(Interface dataset entries)
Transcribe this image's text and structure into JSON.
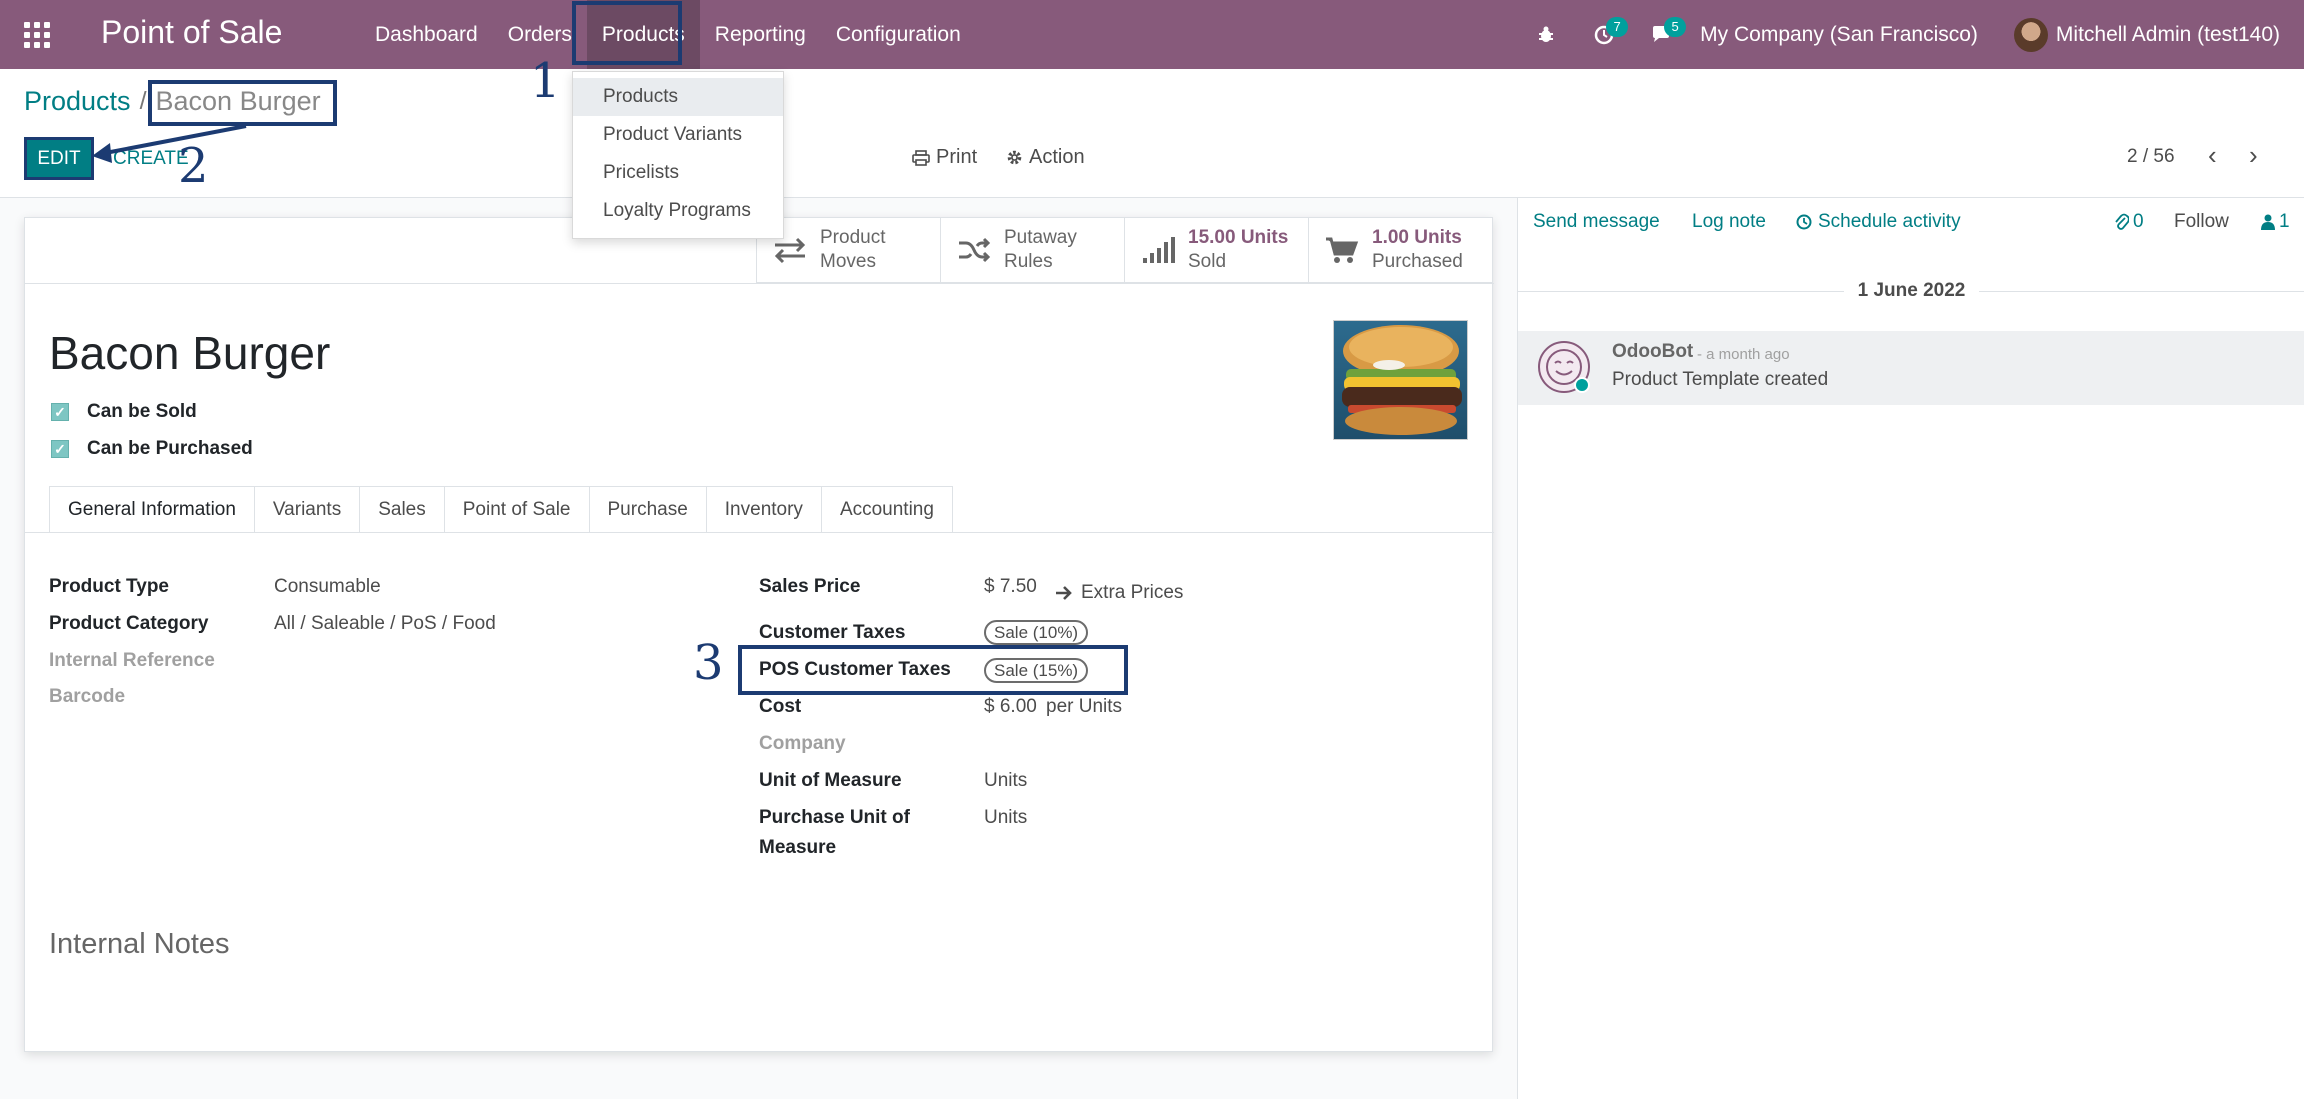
{
  "navbar": {
    "app_title": "Point of Sale",
    "menu": [
      "Dashboard",
      "Orders",
      "Products",
      "Reporting",
      "Configuration"
    ],
    "active_menu": "Products",
    "activity_count": "7",
    "message_count": "5",
    "company": "My Company (San Francisco)",
    "user": "Mitchell Admin (test140)",
    "accent_color": "#875a7b"
  },
  "dropdown": {
    "items": [
      "Products",
      "Product Variants",
      "Pricelists",
      "Loyalty Programs"
    ]
  },
  "control_panel": {
    "breadcrumb_parent": "Products",
    "breadcrumb_sep": "/",
    "breadcrumb_current": "Bacon Burger",
    "edit_label": "EDIT",
    "create_label": "CREATE",
    "print_label": "Print",
    "action_label": "Action",
    "pager": "2 / 56"
  },
  "smart_buttons": [
    {
      "icon": "arrows-exchange-icon",
      "line1": "Product",
      "line2": "Moves"
    },
    {
      "icon": "random-icon",
      "line1": "Putaway",
      "line2": "Rules"
    },
    {
      "icon": "signal-icon",
      "line1": "15.00 Units",
      "line2": "Sold"
    },
    {
      "icon": "cart-icon",
      "line1": "1.00 Units",
      "line2": "Purchased"
    }
  ],
  "product": {
    "name": "Bacon Burger",
    "can_be_sold_label": "Can be Sold",
    "can_be_purchased_label": "Can be Purchased"
  },
  "tabs": [
    "General Information",
    "Variants",
    "Sales",
    "Point of Sale",
    "Purchase",
    "Inventory",
    "Accounting"
  ],
  "general": {
    "product_type_label": "Product Type",
    "product_type": "Consumable",
    "product_category_label": "Product Category",
    "product_category": "All / Saleable / PoS / Food",
    "internal_reference_label": "Internal Reference",
    "barcode_label": "Barcode",
    "sales_price_label": "Sales Price",
    "sales_price": "$ 7.50",
    "extra_prices": "Extra Prices",
    "customer_taxes_label": "Customer Taxes",
    "customer_taxes": "Sale (10%)",
    "pos_taxes_label": "POS Customer Taxes",
    "pos_taxes": "Sale (15%)",
    "cost_label": "Cost",
    "cost": "$ 6.00",
    "cost_unit": "per Units",
    "company_label": "Company",
    "uom_label": "Unit of Measure",
    "uom": "Units",
    "purchase_uom_label_1": "Purchase Unit of",
    "purchase_uom_label_2": "Measure",
    "purchase_uom": "Units",
    "internal_notes": "Internal Notes"
  },
  "chatter": {
    "send_message": "Send message",
    "log_note": "Log note",
    "schedule_activity": "Schedule activity",
    "attachments": "0",
    "follow": "Follow",
    "followers": "1",
    "date": "1 June 2022",
    "author": "OdooBot",
    "time": "- a month ago",
    "body": "Product Template created"
  },
  "annotations": [
    "1",
    "2",
    "3"
  ]
}
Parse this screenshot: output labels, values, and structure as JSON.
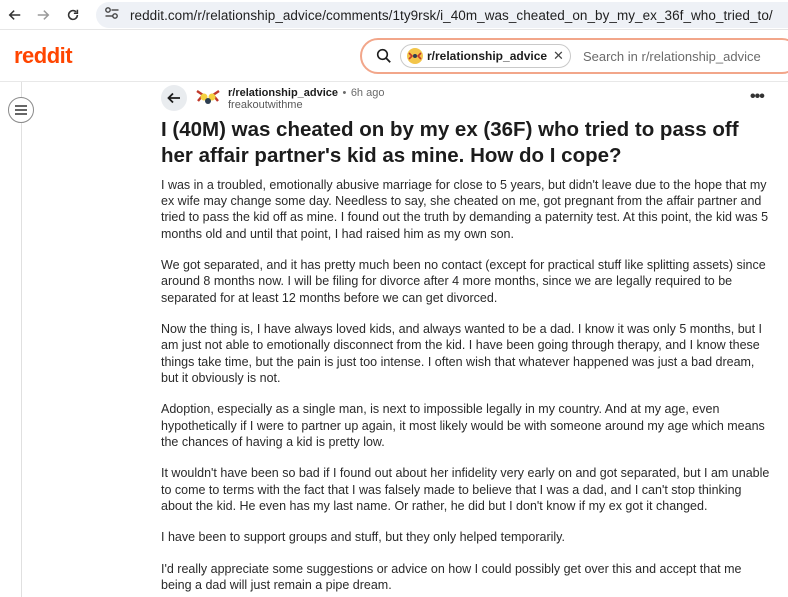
{
  "browser": {
    "url": "reddit.com/r/relationship_advice/comments/1ty9rsk/i_40m_was_cheated_on_by_my_ex_36f_who_tried_to/"
  },
  "header": {
    "logo": "reddit",
    "search_chip": "r/relationship_advice",
    "search_placeholder": "Search in r/relationship_advice"
  },
  "post": {
    "subreddit": "r/relationship_advice",
    "separator": "•",
    "time": "6h ago",
    "author": "freakoutwithme",
    "more": "•••",
    "title": "I (40M) was cheated on by my ex (36F) who tried to pass off her affair partner's kid as mine. How do I cope?",
    "paragraphs": [
      "I was in a troubled, emotionally abusive marriage for close to 5 years, but didn't leave due to the hope that my ex wife may change some day. Needless to say, she cheated on me, got pregnant from the affair partner and tried to pass the kid off as mine. I found out the truth by demanding a paternity test. At this point, the kid was 5 months old and until that point, I had raised him as my own son.",
      "We got separated, and it has pretty much been no contact (except for practical stuff like splitting assets) since around 8 months now. I will be filing for divorce after 4 more months, since we are legally required to be separated for at least 12 months before we can get divorced.",
      "Now the thing is, I have always loved kids, and always wanted to be a dad. I know it was only 5 months, but I am just not able to emotionally disconnect from the kid. I have been going through therapy, and I know these things take time, but the pain is just too intense. I often wish that whatever happened was just a bad dream, but it obviously is not.",
      "Adoption, especially as a single man, is next to impossible legally in my country. And at my age, even hypothetically if I were to partner up again, it most likely would be with someone around my age which means the chances of having a kid is pretty low.",
      "It wouldn't have been so bad if I found out about her infidelity very early on and got separated, but I am unable to come to terms with the fact that I was falsely made to believe that I was a dad, and I can't stop thinking about the kid. He even has my last name. Or rather, he did but I don't know if my ex got it changed.",
      "I have been to support groups and stuff, but they only helped temporarily.",
      "I'd really appreciate some suggestions or advice on how I could possibly get over this and accept that me being a dad will just remain a pipe dream."
    ]
  },
  "colors": {
    "brand": "#ff4500",
    "search_border": "#f2a68a",
    "urlbar_bg": "#eef1f6"
  }
}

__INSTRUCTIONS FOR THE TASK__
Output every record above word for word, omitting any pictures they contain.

__SOLUTION FOR THIS PROBLEM__
Transcribe this image's text and structure into JSON.
{
  "navbar": {
    "app_title": "Point of Sale",
    "menu": [
      "Dashboard",
      "Orders",
      "Products",
      "Reporting",
      "Configuration"
    ],
    "active_menu": "Products",
    "activity_count": "7",
    "message_count": "5",
    "company": "My Company (San Francisco)",
    "user": "Mitchell Admin (test140)",
    "accent_color": "#875a7b"
  },
  "dropdown": {
    "items": [
      "Products",
      "Product Variants",
      "Pricelists",
      "Loyalty Programs"
    ]
  },
  "control_panel": {
    "breadcrumb_parent": "Products",
    "breadcrumb_sep": "/",
    "breadcrumb_current": "Bacon Burger",
    "edit_label": "EDIT",
    "create_label": "CREATE",
    "print_label": "Print",
    "action_label": "Action",
    "pager": "2 / 56"
  },
  "smart_buttons": [
    {
      "icon": "arrows-exchange-icon",
      "line1": "Product",
      "line2": "Moves"
    },
    {
      "icon": "random-icon",
      "line1": "Putaway",
      "line2": "Rules"
    },
    {
      "icon": "signal-icon",
      "line1": "15.00 Units",
      "line2": "Sold"
    },
    {
      "icon": "cart-icon",
      "line1": "1.00 Units",
      "line2": "Purchased"
    }
  ],
  "product": {
    "name": "Bacon Burger",
    "can_be_sold_label": "Can be Sold",
    "can_be_purchased_label": "Can be Purchased"
  },
  "tabs": [
    "General Information",
    "Variants",
    "Sales",
    "Point of Sale",
    "Purchase",
    "Inventory",
    "Accounting"
  ],
  "general": {
    "product_type_label": "Product Type",
    "product_type": "Consumable",
    "product_category_label": "Product Category",
    "product_category": "All / Saleable / PoS / Food",
    "internal_reference_label": "Internal Reference",
    "barcode_label": "Barcode",
    "sales_price_label": "Sales Price",
    "sales_price": "$ 7.50",
    "extra_prices": "Extra Prices",
    "customer_taxes_label": "Customer Taxes",
    "customer_taxes": "Sale (10%)",
    "pos_taxes_label": "POS Customer Taxes",
    "pos_taxes": "Sale (15%)",
    "cost_label": "Cost",
    "cost": "$ 6.00",
    "cost_unit": "per Units",
    "company_label": "Company",
    "uom_label": "Unit of Measure",
    "uom": "Units",
    "purchase_uom_label_1": "Purchase Unit of",
    "purchase_uom_label_2": "Measure",
    "purchase_uom": "Units",
    "internal_notes": "Internal Notes"
  },
  "chatter": {
    "send_message": "Send message",
    "log_note": "Log note",
    "schedule_activity": "Schedule activity",
    "attachments": "0",
    "follow": "Follow",
    "followers": "1",
    "date": "1 June 2022",
    "author": "OdooBot",
    "time": "- a month ago",
    "body": "Product Template created"
  },
  "annotations": [
    "1",
    "2",
    "3"
  ]
}
Parse this screenshot: output labels, values, and structure as JSON.
{
  "browser": {
    "url": "reddit.com/r/relationship_advice/comments/1ty9rsk/i_40m_was_cheated_on_by_my_ex_36f_who_tried_to/"
  },
  "header": {
    "logo": "reddit",
    "search_chip": "r/relationship_advice",
    "search_placeholder": "Search in r/relationship_advice"
  },
  "post": {
    "subreddit": "r/relationship_advice",
    "separator": "•",
    "time": "6h ago",
    "author": "freakoutwithme",
    "more": "•••",
    "title": "I (40M) was cheated on by my ex (36F) who tried to pass off her affair partner's kid as mine. How do I cope?",
    "paragraphs": [
      "I was in a troubled, emotionally abusive marriage for close to 5 years, but didn't leave due to the hope that my ex wife may change some day. Needless to say, she cheated on me, got pregnant from the affair partner and tried to pass the kid off as mine. I found out the truth by demanding a paternity test. At this point, the kid was 5 months old and until that point, I had raised him as my own son.",
      "We got separated, and it has pretty much been no contact (except for practical stuff like splitting assets) since around 8 months now. I will be filing for divorce after 4 more months, since we are legally required to be separated for at least 12 months before we can get divorced.",
      "Now the thing is, I have always loved kids, and always wanted to be a dad. I know it was only 5 months, but I am just not able to emotionally disconnect from the kid. I have been going through therapy, and I know these things take time, but the pain is just too intense. I often wish that whatever happened was just a bad dream, but it obviously is not.",
      "Adoption, especially as a single man, is next to impossible legally in my country. And at my age, even hypothetically if I were to partner up again, it most likely would be with someone around my age which means the chances of having a kid is pretty low.",
      "It wouldn't have been so bad if I found out about her infidelity very early on and got separated, but I am unable to come to terms with the fact that I was falsely made to believe that I was a dad, and I can't stop thinking about the kid. He even has my last name. Or rather, he did but I don't know if my ex got it changed.",
      "I have been to support groups and stuff, but they only helped temporarily.",
      "I'd really appreciate some suggestions or advice on how I could possibly get over this and accept that me being a dad will just remain a pipe dream."
    ]
  },
  "colors": {
    "brand": "#ff4500",
    "search_border": "#f2a68a",
    "urlbar_bg": "#eef1f6"
  }
}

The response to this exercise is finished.